Is that a problem?
NBA commissioner Adam Silver, via ASAP Sports:
I’ll say, and I’ve read several stories suggesting that that’s something that the league wants, this notion of two super teams, that it’s a huge television attraction. I don’t think it’s good for the league, just to be really clear. I will say whoever is the prohibitive favorite, try telling that to the 430 other players who aren’t on those two teams. I mean, we have the greatest collection of basketball players in the world in our league, and so I’m not making any predictions, but there’s no question, when you aggregate a group of great players, they have a better chance of winning than many other teams. On the other hand, there are lots of things that have to happen.
We’ll see what happens in Golden State. You had a great, great chemistry among a group of players and you’re adding another superstar to the mix, so it’ll be interesting to see what happens. But just to be absolutely clear, I do not think that’s ideal from a league standpoint.
I mean, for me as I discussed earlier, part of it is designing a collective bargaining agreement that encourages the distribution of great players throughout the league.
On the other hand, I absolutely respect a player’s right to become a free agent, and in this case for Kevin Durant to make a decision that he feels is best for him, and I have no idea what is in his mind or heart in terms of how he went about making that decision.

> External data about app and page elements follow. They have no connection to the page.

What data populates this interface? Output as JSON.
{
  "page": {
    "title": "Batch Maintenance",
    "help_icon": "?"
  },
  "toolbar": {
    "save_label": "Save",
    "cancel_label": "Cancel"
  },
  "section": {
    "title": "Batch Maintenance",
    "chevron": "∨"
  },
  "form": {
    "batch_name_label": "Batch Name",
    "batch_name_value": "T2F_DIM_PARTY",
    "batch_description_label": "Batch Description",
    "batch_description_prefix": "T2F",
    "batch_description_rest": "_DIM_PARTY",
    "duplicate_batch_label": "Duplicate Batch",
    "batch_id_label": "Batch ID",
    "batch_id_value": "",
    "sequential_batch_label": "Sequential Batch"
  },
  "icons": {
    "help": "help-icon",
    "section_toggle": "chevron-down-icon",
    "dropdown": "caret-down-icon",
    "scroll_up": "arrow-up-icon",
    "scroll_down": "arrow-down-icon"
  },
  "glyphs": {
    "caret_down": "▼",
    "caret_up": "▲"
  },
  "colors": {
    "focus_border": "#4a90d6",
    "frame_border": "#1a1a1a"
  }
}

But we’ll see. As I said, in a way the good news is that we are in a collective bargaining cycle, so it gives everybody an opportunity, owners and the union, to sit down behind closed doors and take a fresh look at the system and see if there is a better way that we can do it.
My belief is we can make it better.
This is a great answer. Someone can respect Durant’s decision while still desiring a system that doesn’t produce similar decisions.
But what is that system?
It needs to be something both owners and players agree on, which obviously removes some draconian options.
Eliminating individual max salaries might be the best compromise.
The Warriors had max cap room for Durant. They could not have kept their other stars and cleared enough cap space to compete with a mega offer from, say, the Nets. Perhaps Durant still would’ve chosen Golden State’s talent and culture. He took less money to leave the Thunder. But if the difference in money were far more significant, it would’ve given him more to consider.
Now is the time to resolve this issue (if it is an issue). Either side can opt out of the Collective Bargaining Agreement by December 15, which would cause it to expire after the season.
The more money the NBA is making, the less likely a lockout becomes — and the league is making unprecedented money. Neither owners nor players will want to forgo that huge income for any amount of time.
But that’s not the only factor. If either side believes there’s more money to be made, it will push for it.
Silver’s answer suggests the owners believe increased parity is a better business model. Some players outside Golden State and Cleveland might agree, though, as Silver said, they’ll still play hard in the meantime to prove the oddsmakers wrong.
A third straight Warriors-Cavaliers Finals is not nearly as inevitable as it seems to many right now. A compelling season, despite initial reservations, could change the tenor of this conversation.